The first 1080p OLED TV debuted a few years ago at $15,000, he noted during the CEDIA Expo.
“By and large, dealers are pretty pleased with greater availability and sellthrough,” he told the press.
In other comments, he said LG won’t launch an Ultra HD Bu-ray player this year but said the trade “will most likely see something at CES.”
To support expanded OLED-TV availability, 4,200 displays have been set up at retail to highlight OLED TVs, and an “extensive” digital campaign is underway, Alessi said. A training and certification program has also been implemented to train sales associates on the technology’s advantages in reproducing perfect black levels and delivering high dynamic range (HDR) without high peak brightness for more comfortable viewing, he said.

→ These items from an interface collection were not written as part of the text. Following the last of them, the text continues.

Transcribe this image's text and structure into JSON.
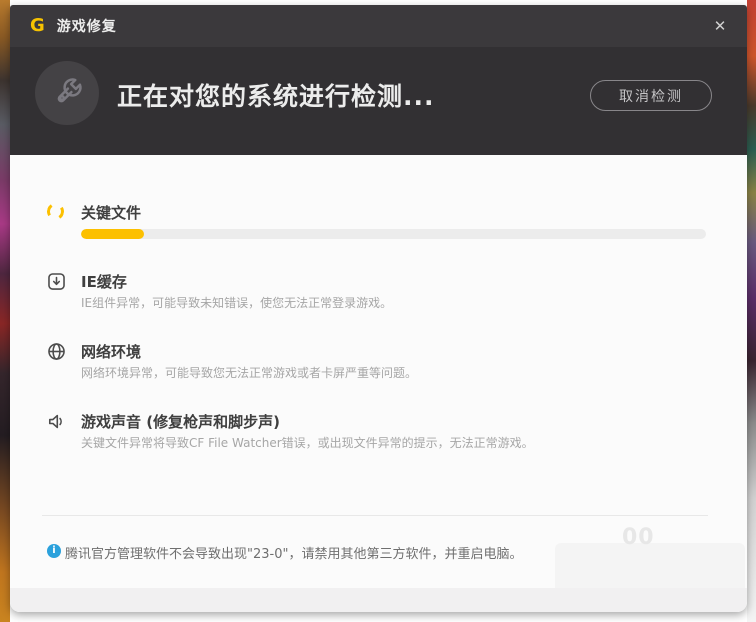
{
  "window": {
    "logo_glyph": "G",
    "title": "游戏修复",
    "close_glyph": "✕"
  },
  "header": {
    "status_text": "正在对您的系统进行检测...",
    "cancel_label": "取消检测",
    "icon": "wrench-icon"
  },
  "checks": [
    {
      "icon": "spinner-icon",
      "title": "关键文件",
      "progress_percent": 10
    },
    {
      "icon": "download-icon",
      "title": "IE缓存",
      "desc": "IE组件异常，可能导致未知错误，使您无法正常登录游戏。"
    },
    {
      "icon": "globe-icon",
      "title": "网络环境",
      "desc": "网络环境异常，可能导致您无法正常游戏或者卡屏严重等问题。"
    },
    {
      "icon": "speaker-icon",
      "title": "游戏声音 (修复枪声和脚步声)",
      "desc": "关键文件异常将导致CF File Watcher错误，或出现文件异常的提示，无法正常游戏。"
    }
  ],
  "footer": {
    "info_glyph": "i",
    "note": "腾讯官方管理软件不会导致出现\"23-0\"，请禁用其他第三方软件，并重启电脑。"
  },
  "watermark": "00",
  "colors": {
    "accent_yellow": "#fcc000",
    "titlebar_bg": "#3b393c",
    "header_bg": "#323033",
    "body_bg": "#fbfbfb",
    "info_blue": "#2ba1dc",
    "title_text": "#3f3f3f",
    "desc_text": "#a6a6a6"
  }
}
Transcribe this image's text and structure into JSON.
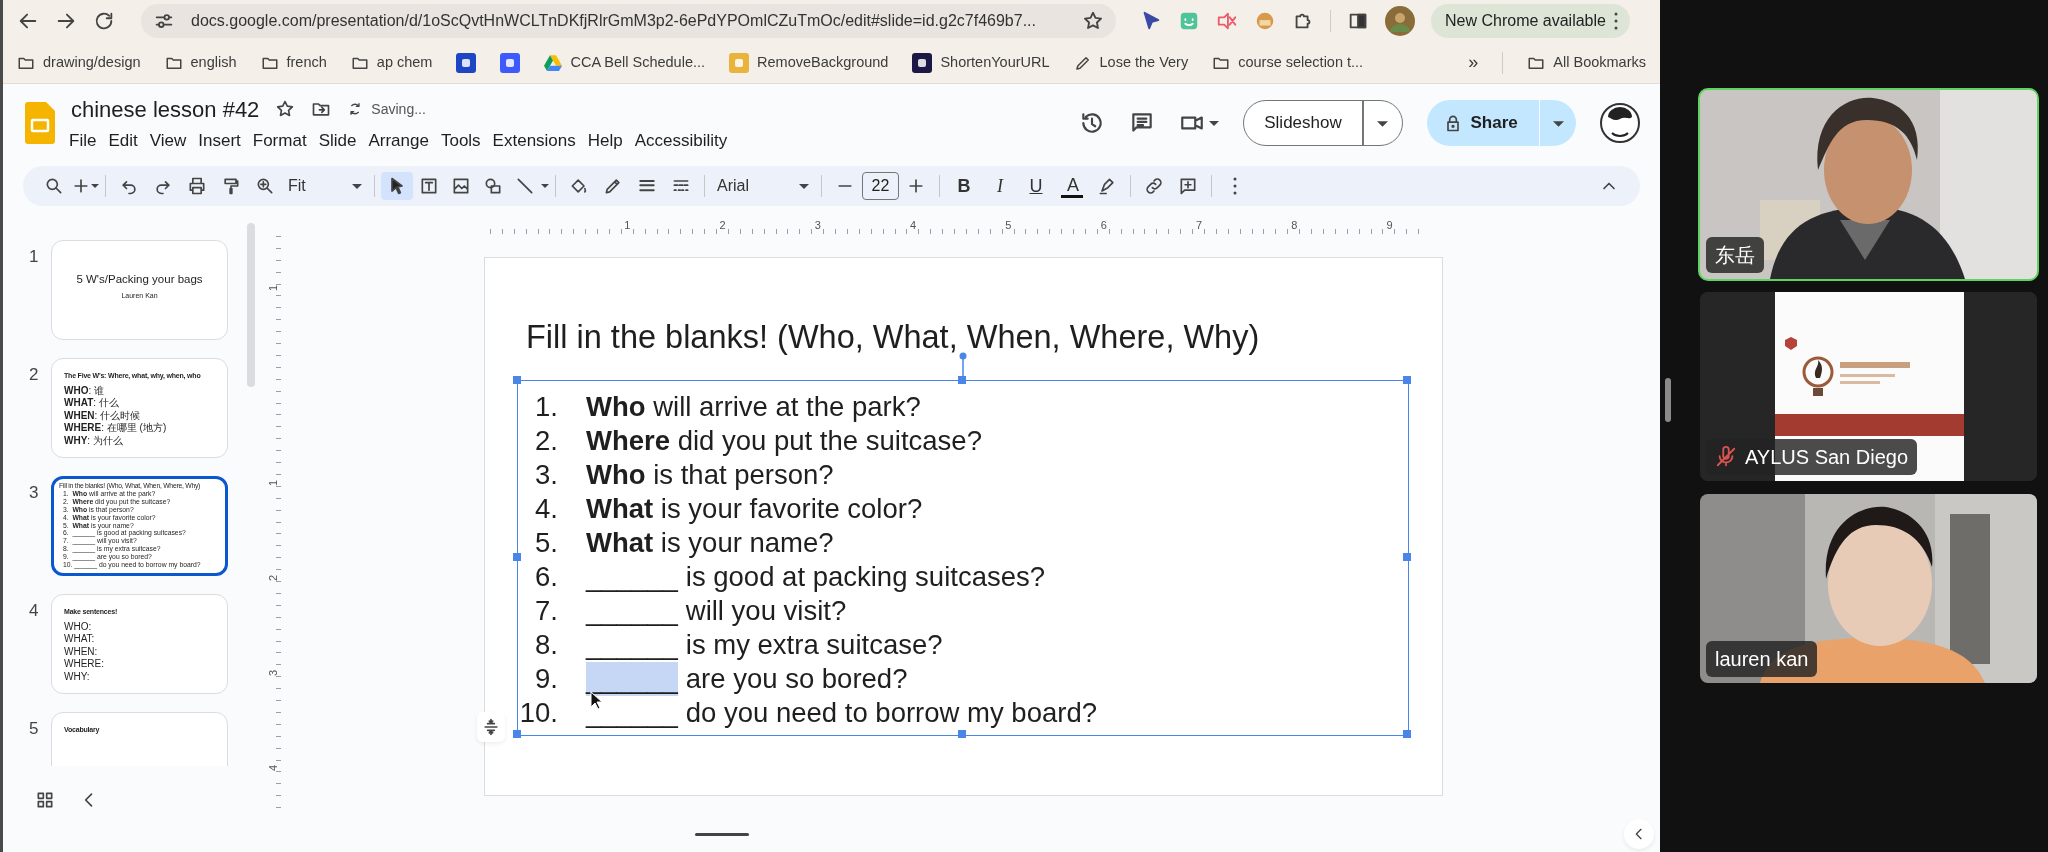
{
  "browser": {
    "url": "docs.google.com/presentation/d/1oScQvtHnWCLTnDKfjRlrGmM3p2-6ePdYPOmlCZuTmOc/edit#slide=id.g2c7f469b7...",
    "update_button": "New Chrome available",
    "bookmarks": [
      {
        "kind": "folder",
        "label": "drawing/design"
      },
      {
        "kind": "folder",
        "label": "english"
      },
      {
        "kind": "folder",
        "label": "french"
      },
      {
        "kind": "folder",
        "label": "ap chem"
      },
      {
        "kind": "favicon",
        "color": "#1e46c4"
      },
      {
        "kind": "favicon",
        "color": "#3d5afe"
      },
      {
        "kind": "drive",
        "label": "CCA Bell Schedule..."
      },
      {
        "kind": "favicon",
        "color": "#e9b43c",
        "label": "RemoveBackground"
      },
      {
        "kind": "favicon",
        "color": "#1c1845",
        "label": "ShortenYourURL"
      },
      {
        "kind": "pencil",
        "label": "Lose the Very"
      },
      {
        "kind": "folder",
        "label": "course selection t..."
      }
    ],
    "overflow": "»",
    "all_bookmarks": "All Bookmarks"
  },
  "app": {
    "title": "chinese lesson #42",
    "save_status": "Saving...",
    "menu": [
      "File",
      "Edit",
      "View",
      "Insert",
      "Format",
      "Slide",
      "Arrange",
      "Tools",
      "Extensions",
      "Help",
      "Accessibility"
    ],
    "slideshow_button": "Slideshow",
    "share_button": "Share"
  },
  "toolbar": {
    "zoom": "Fit",
    "tools": [
      {
        "selected": true
      },
      {
        "selected": false
      },
      {
        "selected": false
      },
      {
        "selected": false
      },
      {
        "selected": false
      }
    ],
    "font": "Arial",
    "font_size": "22",
    "format_buttons": [
      "B",
      "I",
      "U",
      "A"
    ]
  },
  "rulers": {
    "horizontal": [
      "1",
      "2",
      "3",
      "4",
      "5",
      "6",
      "7",
      "8",
      "9"
    ],
    "vertical": [
      "1",
      "1",
      "2",
      "3",
      "4"
    ]
  },
  "thumbnails": [
    {
      "number": "1",
      "selected": false,
      "kind": "title",
      "title": "5 W's/Packing your bags",
      "subtitle": "Lauren Kan"
    },
    {
      "number": "2",
      "selected": false,
      "kind": "list",
      "heading": "The Five W's: Where, what, why, when, who",
      "lines": [
        "**WHO**: 谁",
        "**WHAT**: 什么",
        "**WHEN**: 什么时候",
        "**WHERE**: 在哪里 (地方)",
        "**WHY**: 为什么"
      ]
    },
    {
      "number": "3",
      "selected": true,
      "kind": "numbered",
      "heading": "Fill in the blanks! (Who, What, When, Where, Why)",
      "lines": [
        "1.  **Who** will arrive at the park?",
        "2.  **Where** did you put the suitcase?",
        "3.  **Who** is that person?",
        "4.  **What** is your favorite color?",
        "5.  **What** is your name?",
        "6.  ______ is good at packing suitcases?",
        "7.  ______ will you visit?",
        "8.  ______ is my extra suitcase?",
        "9.  ______ are you so bored?",
        "10. ______ do you need to borrow my board?"
      ]
    },
    {
      "number": "4",
      "selected": false,
      "kind": "list",
      "heading": "Make sentences!",
      "lines": [
        "WHO:",
        "WHAT:",
        "WHEN:",
        "WHERE:",
        "WHY:"
      ]
    },
    {
      "number": "5",
      "selected": false,
      "kind": "list",
      "heading": "Vocabulary"
    }
  ],
  "slide": {
    "title": "Fill in the blanks! (Who, What, When, Where, Why)",
    "items": [
      {
        "number": "1.",
        "text": "**Who** will arrive at the park?",
        "selected": false
      },
      {
        "number": "2.",
        "text": "**Where** did you put the suitcase?",
        "selected": false
      },
      {
        "number": "3.",
        "text": "**Who** is that person?",
        "selected": false
      },
      {
        "number": "4.",
        "text": "**What** is your favorite color?",
        "selected": false
      },
      {
        "number": "5.",
        "text": "**What** is your name?",
        "selected": false
      },
      {
        "number": "6.",
        "blank": "______",
        "text": "is good at packing suitcases?",
        "selected": false
      },
      {
        "number": "7.",
        "blank": "______",
        "text": "will you visit?",
        "selected": false
      },
      {
        "number": "8.",
        "blank": "______",
        "text": "is my extra suitcase?",
        "selected": false
      },
      {
        "number": "9.",
        "blank": "______",
        "text": "are you so bored?",
        "selected": true
      },
      {
        "number": "10.",
        "blank": "______",
        "text": "do you need to borrow my board?",
        "selected": false
      }
    ]
  },
  "participants": [
    {
      "name": "东岳",
      "speaking": true,
      "muted": false
    },
    {
      "name": "AYLUS San Diego",
      "speaking": false,
      "muted": true
    },
    {
      "name": "lauren kan",
      "speaking": false,
      "muted": false
    }
  ]
}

OLED’s 10-bit panels deliver a color gamut exceeding current Rec. 709 standards by 13 to 15 percent but don’t reproduce DCI-P3 gamut delivered by digital cinemas. A time frame for OLED to achieve P3 gamut wasn’t available.
In other comments, Alessi noted that the company’s two EF9500 OLED 4K TVs display HDR video from their streaming-video apps and, via HDMI 2.0a, from future external sources such as 4K Blu-ray players. The company’s 9600 4K OLEDs will get a firmware update for compatibility with HDR streaming services, but their HDMI 2.0 ports aren’t upgradable to 2.0a to display content in HDR from outboard 4K sources.